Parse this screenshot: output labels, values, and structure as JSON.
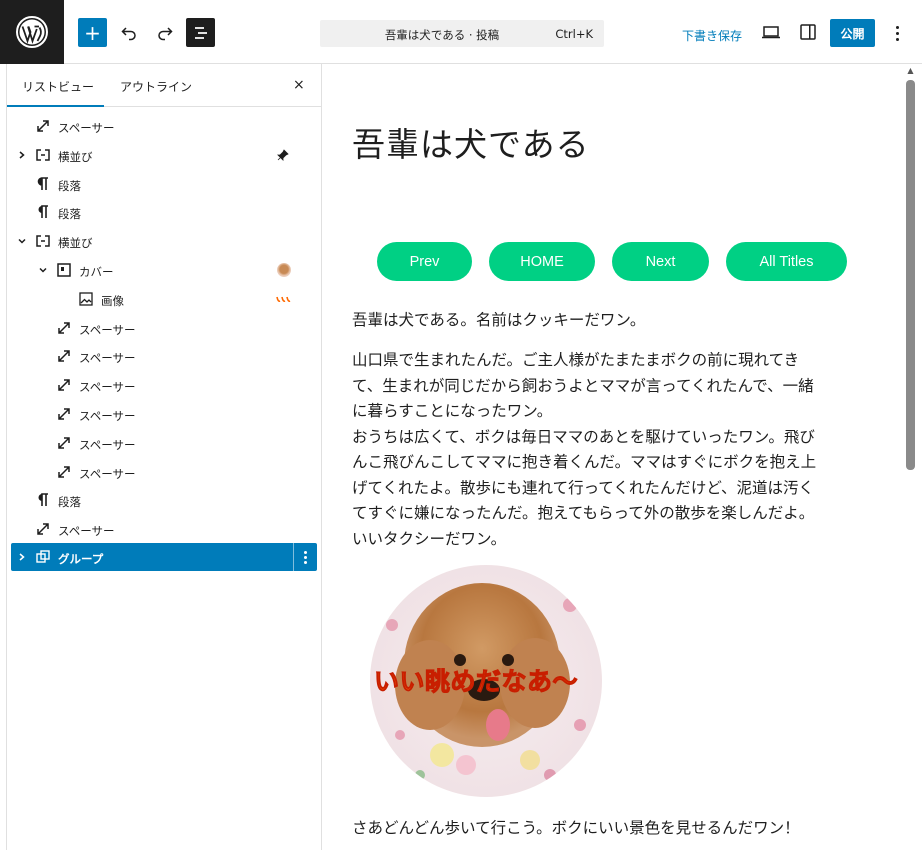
{
  "toolbar": {
    "add_label": "+",
    "command": {
      "title": "吾輩は犬である · 投稿",
      "shortcut": "Ctrl+K"
    },
    "save_draft": "下書き保存",
    "publish": "公開"
  },
  "panel": {
    "tabs": [
      {
        "label": "リストビュー",
        "active": true
      },
      {
        "label": "アウトライン",
        "active": false
      }
    ],
    "close": "×",
    "tree": [
      {
        "label": "スペーサー",
        "icon": "spacer-icon",
        "expanded": null
      },
      {
        "label": "横並び",
        "icon": "row-icon",
        "expanded": false,
        "pinned": true
      },
      {
        "label": "段落",
        "icon": "paragraph-icon",
        "expanded": null
      },
      {
        "label": "段落",
        "icon": "paragraph-icon",
        "expanded": null
      },
      {
        "label": "横並び",
        "icon": "row-icon",
        "expanded": true
      },
      {
        "label": "カバー",
        "icon": "cover-icon",
        "expanded": true,
        "thumbnail": "dog-photo"
      },
      {
        "label": "画像",
        "icon": "image-icon",
        "expanded": null,
        "thumbnail": "text-thumb"
      },
      {
        "label": "スペーサー",
        "icon": "spacer-icon",
        "expanded": null
      },
      {
        "label": "スペーサー",
        "icon": "spacer-icon",
        "expanded": null
      },
      {
        "label": "スペーサー",
        "icon": "spacer-icon",
        "expanded": null
      },
      {
        "label": "スペーサー",
        "icon": "spacer-icon",
        "expanded": null
      },
      {
        "label": "スペーサー",
        "icon": "spacer-icon",
        "expanded": null
      },
      {
        "label": "スペーサー",
        "icon": "spacer-icon",
        "expanded": null
      },
      {
        "label": "段落",
        "icon": "paragraph-icon",
        "expanded": null
      },
      {
        "label": "スペーサー",
        "icon": "spacer-icon",
        "expanded": null
      },
      {
        "label": "グループ",
        "icon": "group-icon",
        "expanded": false,
        "selected": true
      }
    ]
  },
  "post": {
    "title": "吾輩は犬である",
    "buttons": [
      "Prev",
      "HOME",
      "Next",
      "All Titles"
    ],
    "paragraph1": "吾輩は犬である。名前はクッキーだワン。",
    "paragraph2_lines": [
      "山口県で生まれたんだ。ご主人様がたまたまボクの前に現れてき",
      "て、生まれが同じだから飼おうよとママが言ってくれたんで、一緒",
      "に暮らすことになったワン。",
      "おうちは広くて、ボクは毎日ママのあとを駆けていったワン。飛び",
      "んこ飛びんこしてママに抱き着くんだ。ママはすぐにボクを抱え上",
      "げてくれたよ。散歩にも連れて行ってくれたんだけど、泥道は汚く",
      "てすぐに嫌になったんだ。抱えてもらって外の散歩を楽しんだよ。",
      "いいタクシーだワン。"
    ],
    "cover_caption": "いい眺めだなあ～",
    "paragraph3": "さあどんどん歩いて行こう。ボクにいい景色を見せるんだワン！"
  },
  "colors": {
    "accent": "#007cba",
    "button_green": "#00d084",
    "cover_text": "#ff6900"
  }
}
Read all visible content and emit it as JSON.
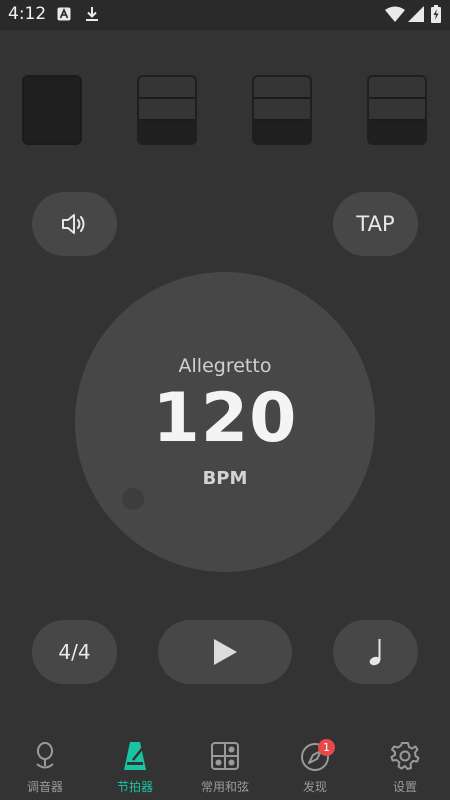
{
  "status_bar": {
    "time": "4:12",
    "icons": [
      "app-notification-icon",
      "download-icon",
      "wifi-icon",
      "cellular-signal-icon",
      "battery-charging-icon"
    ]
  },
  "beats": [
    {
      "state": "accent"
    },
    {
      "state": "normal"
    },
    {
      "state": "normal"
    },
    {
      "state": "normal"
    }
  ],
  "controls": {
    "sound_icon": "speaker-icon",
    "tap_label": "TAP",
    "time_signature": "4/4",
    "play_icon": "play-icon",
    "note_icon": "quarter-note-icon"
  },
  "dial": {
    "tempo_name": "Allegretto",
    "bpm": "120",
    "unit": "BPM"
  },
  "tab_bar": {
    "accent_color": "#19c4a3",
    "tabs": [
      {
        "label": "调音器",
        "icon": "tuner-icon",
        "active": false
      },
      {
        "label": "节拍器",
        "icon": "metronome-icon",
        "active": true
      },
      {
        "label": "常用和弦",
        "icon": "chord-grid-icon",
        "active": false
      },
      {
        "label": "发现",
        "icon": "compass-icon",
        "active": false,
        "badge": "1"
      },
      {
        "label": "设置",
        "icon": "settings-gear-icon",
        "active": false
      }
    ]
  }
}
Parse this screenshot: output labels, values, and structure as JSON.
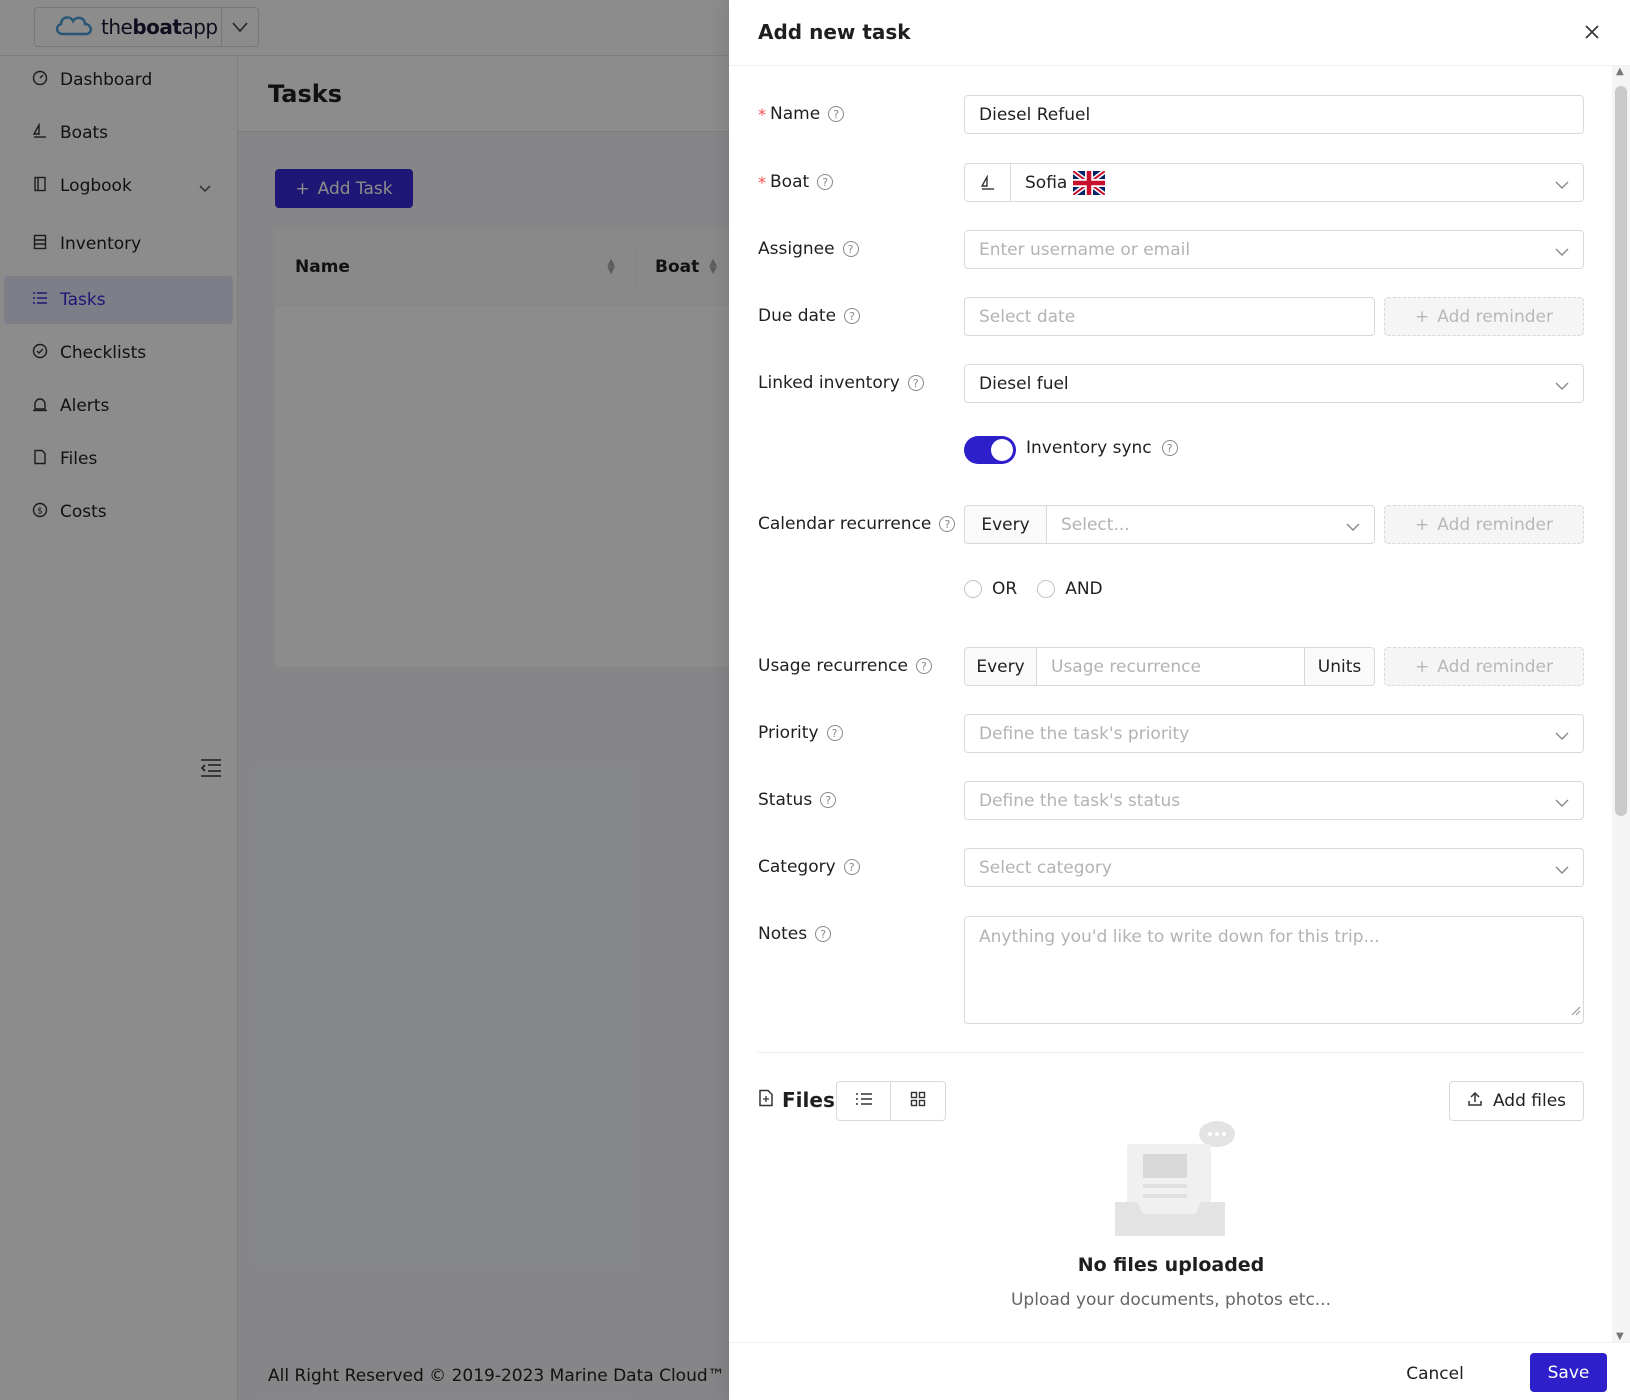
{
  "app": {
    "brand_prefix": "the",
    "brand_bold": "boat",
    "brand_suffix": "app"
  },
  "sidebar": {
    "items": [
      {
        "label": "Dashboard"
      },
      {
        "label": "Boats"
      },
      {
        "label": "Logbook"
      },
      {
        "label": "Inventory"
      },
      {
        "label": "Tasks"
      },
      {
        "label": "Checklists"
      },
      {
        "label": "Alerts"
      },
      {
        "label": "Files"
      },
      {
        "label": "Costs"
      }
    ]
  },
  "page": {
    "title": "Tasks",
    "add_task_label": "Add Task",
    "columns": [
      "Name",
      "Boat"
    ],
    "footer": "All Right Reserved © 2019-2023 Marine Data Cloud™"
  },
  "drawer": {
    "title": "Add new task",
    "fields": {
      "name": {
        "label": "Name",
        "value": "Diesel Refuel"
      },
      "boat": {
        "label": "Boat",
        "value": "Sofia"
      },
      "assignee": {
        "label": "Assignee",
        "placeholder": "Enter username or email"
      },
      "due_date": {
        "label": "Due date",
        "placeholder": "Select date"
      },
      "linked_inventory": {
        "label": "Linked inventory",
        "value": "Diesel fuel"
      },
      "inventory_sync": {
        "label": "Inventory sync",
        "enabled": true
      },
      "calendar_recurrence": {
        "label": "Calendar recurrence",
        "prefix": "Every",
        "placeholder": "Select..."
      },
      "logic": {
        "or_label": "OR",
        "and_label": "AND"
      },
      "usage_recurrence": {
        "label": "Usage recurrence",
        "prefix": "Every",
        "placeholder": "Usage recurrence",
        "suffix": "Units"
      },
      "priority": {
        "label": "Priority",
        "placeholder": "Define the task's priority"
      },
      "status": {
        "label": "Status",
        "placeholder": "Define the task's status"
      },
      "category": {
        "label": "Category",
        "placeholder": "Select category"
      },
      "notes": {
        "label": "Notes",
        "placeholder": "Anything you'd like to write down for this trip..."
      }
    },
    "add_reminder_label": "Add reminder",
    "files": {
      "title": "Files",
      "add_files_label": "Add files",
      "empty_title": "No files uploaded",
      "empty_subtitle": "Upload your documents, photos etc..."
    },
    "cancel_label": "Cancel",
    "save_label": "Save"
  },
  "colors": {
    "primary": "#2d1fc9",
    "required": "#ff4d4f"
  }
}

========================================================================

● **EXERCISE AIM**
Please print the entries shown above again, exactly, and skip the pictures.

● **RESULT OF THIS TASK**
Parse this screenshot: output labels, values, and structure as JSON.
{
  "toolbar": {
    "add_label": "+",
    "command": {
      "title": "吾輩は犬である · 投稿",
      "shortcut": "Ctrl+K"
    },
    "save_draft": "下書き保存",
    "publish": "公開"
  },
  "panel": {
    "tabs": [
      {
        "label": "リストビュー",
        "active": true
      },
      {
        "label": "アウトライン",
        "active": false
      }
    ],
    "close": "×",
    "tree": [
      {
        "label": "スペーサー",
        "icon": "spacer-icon",
        "expanded": null
      },
      {
        "label": "横並び",
        "icon": "row-icon",
        "expanded": false,
        "pinned": true
      },
      {
        "label": "段落",
        "icon": "paragraph-icon",
        "expanded": null
      },
      {
        "label": "段落",
        "icon": "paragraph-icon",
        "expanded": null
      },
      {
        "label": "横並び",
        "icon": "row-icon",
        "expanded": true
      },
      {
        "label": "カバー",
        "icon": "cover-icon",
        "expanded": true,
        "thumbnail": "dog-photo"
      },
      {
        "label": "画像",
        "icon": "image-icon",
        "expanded": null,
        "thumbnail": "text-thumb"
      },
      {
        "label": "スペーサー",
        "icon": "spacer-icon",
        "expanded": null
      },
      {
        "label": "スペーサー",
        "icon": "spacer-icon",
        "expanded": null
      },
      {
        "label": "スペーサー",
        "icon": "spacer-icon",
        "expanded": null
      },
      {
        "label": "スペーサー",
        "icon": "spacer-icon",
        "expanded": null
      },
      {
        "label": "スペーサー",
        "icon": "spacer-icon",
        "expanded": null
      },
      {
        "label": "スペーサー",
        "icon": "spacer-icon",
        "expanded": null
      },
      {
        "label": "段落",
        "icon": "paragraph-icon",
        "expanded": null
      },
      {
        "label": "スペーサー",
        "icon": "spacer-icon",
        "expanded": null
      },
      {
        "label": "グループ",
        "icon": "group-icon",
        "expanded": false,
        "selected": true
      }
    ]
  },
  "post": {
    "title": "吾輩は犬である",
    "buttons": [
      "Prev",
      "HOME",
      "Next",
      "All Titles"
    ],
    "paragraph1": "吾輩は犬である。名前はクッキーだワン。",
    "paragraph2_lines": [
      "山口県で生まれたんだ。ご主人様がたまたまボクの前に現れてき",
      "て、生まれが同じだから飼おうよとママが言ってくれたんで、一緒",
      "に暮らすことになったワン。",
      "おうちは広くて、ボクは毎日ママのあとを駆けていったワン。飛び",
      "んこ飛びんこしてママに抱き着くんだ。ママはすぐにボクを抱え上",
      "げてくれたよ。散歩にも連れて行ってくれたんだけど、泥道は汚く",
      "てすぐに嫌になったんだ。抱えてもらって外の散歩を楽しんだよ。",
      "いいタクシーだワン。"
    ],
    "cover_caption": "いい眺めだなあ～",
    "paragraph3": "さあどんどん歩いて行こう。ボクにいい景色を見せるんだワン！"
  },
  "colors": {
    "accent": "#007cba",
    "button_green": "#00d084",
    "cover_text": "#ff6900"
  }
}
Read all visible content and emit it as JSON.
{
  "status_bar": {
    "time": "4:12",
    "icons": [
      "app-notification-icon",
      "download-icon",
      "wifi-icon",
      "cellular-signal-icon",
      "battery-charging-icon"
    ]
  },
  "beats": [
    {
      "state": "accent"
    },
    {
      "state": "normal"
    },
    {
      "state": "normal"
    },
    {
      "state": "normal"
    }
  ],
  "controls": {
    "sound_icon": "speaker-icon",
    "tap_label": "TAP",
    "time_signature": "4/4",
    "play_icon": "play-icon",
    "note_icon": "quarter-note-icon"
  },
  "dial": {
    "tempo_name": "Allegretto",
    "bpm": "120",
    "unit": "BPM"
  },
  "tab_bar": {
    "accent_color": "#19c4a3",
    "tabs": [
      {
        "label": "调音器",
        "icon": "tuner-icon",
        "active": false
      },
      {
        "label": "节拍器",
        "icon": "metronome-icon",
        "active": true
      },
      {
        "label": "常用和弦",
        "icon": "chord-grid-icon",
        "active": false
      },
      {
        "label": "发现",
        "icon": "compass-icon",
        "active": false,
        "badge": "1"
      },
      {
        "label": "设置",
        "icon": "settings-gear-icon",
        "active": false
      }
    ]
  }
}
Parse this screenshot: output labels, values, and structure as JSON.
{
  "app": {
    "brand_prefix": "the",
    "brand_bold": "boat",
    "brand_suffix": "app"
  },
  "sidebar": {
    "items": [
      {
        "label": "Dashboard"
      },
      {
        "label": "Boats"
      },
      {
        "label": "Logbook"
      },
      {
        "label": "Inventory"
      },
      {
        "label": "Tasks"
      },
      {
        "label": "Checklists"
      },
      {
        "label": "Alerts"
      },
      {
        "label": "Files"
      },
      {
        "label": "Costs"
      }
    ]
  },
  "page": {
    "title": "Tasks",
    "add_task_label": "Add Task",
    "columns": [
      "Name",
      "Boat"
    ],
    "footer": "All Right Reserved © 2019-2023 Marine Data Cloud™"
  },
  "drawer": {
    "title": "Add new task",
    "fields": {
      "name": {
        "label": "Name",
        "value": "Diesel Refuel"
      },
      "boat": {
        "label": "Boat",
        "value": "Sofia"
      },
      "assignee": {
        "label": "Assignee",
        "placeholder": "Enter username or email"
      },
      "due_date": {
        "label": "Due date",
        "placeholder": "Select date"
      },
      "linked_inventory": {
        "label": "Linked inventory",
        "value": "Diesel fuel"
      },
      "inventory_sync": {
        "label": "Inventory sync",
        "enabled": true
      },
      "calendar_recurrence": {
        "label": "Calendar recurrence",
        "prefix": "Every",
        "placeholder": "Select..."
      },
      "logic": {
        "or_label": "OR",
        "and_label": "AND"
      },
      "usage_recurrence": {
        "label": "Usage recurrence",
        "prefix": "Every",
        "placeholder": "Usage recurrence",
        "suffix": "Units"
      },
      "priority": {
        "label": "Priority",
        "placeholder": "Define the task's priority"
      },
      "status": {
        "label": "Status",
        "placeholder": "Define the task's status"
      },
      "category": {
        "label": "Category",
        "placeholder": "Select category"
      },
      "notes": {
        "label": "Notes",
        "placeholder": "Anything you'd like to write down for this trip..."
      }
    },
    "add_reminder_label": "Add reminder",
    "files": {
      "title": "Files",
      "add_files_label": "Add files",
      "empty_title": "No files uploaded",
      "empty_subtitle": "Upload your documents, photos etc..."
    },
    "cancel_label": "Cancel",
    "save_label": "Save"
  },
  "colors": {
    "primary": "#2d1fc9",
    "required": "#ff4d4f"
  }
}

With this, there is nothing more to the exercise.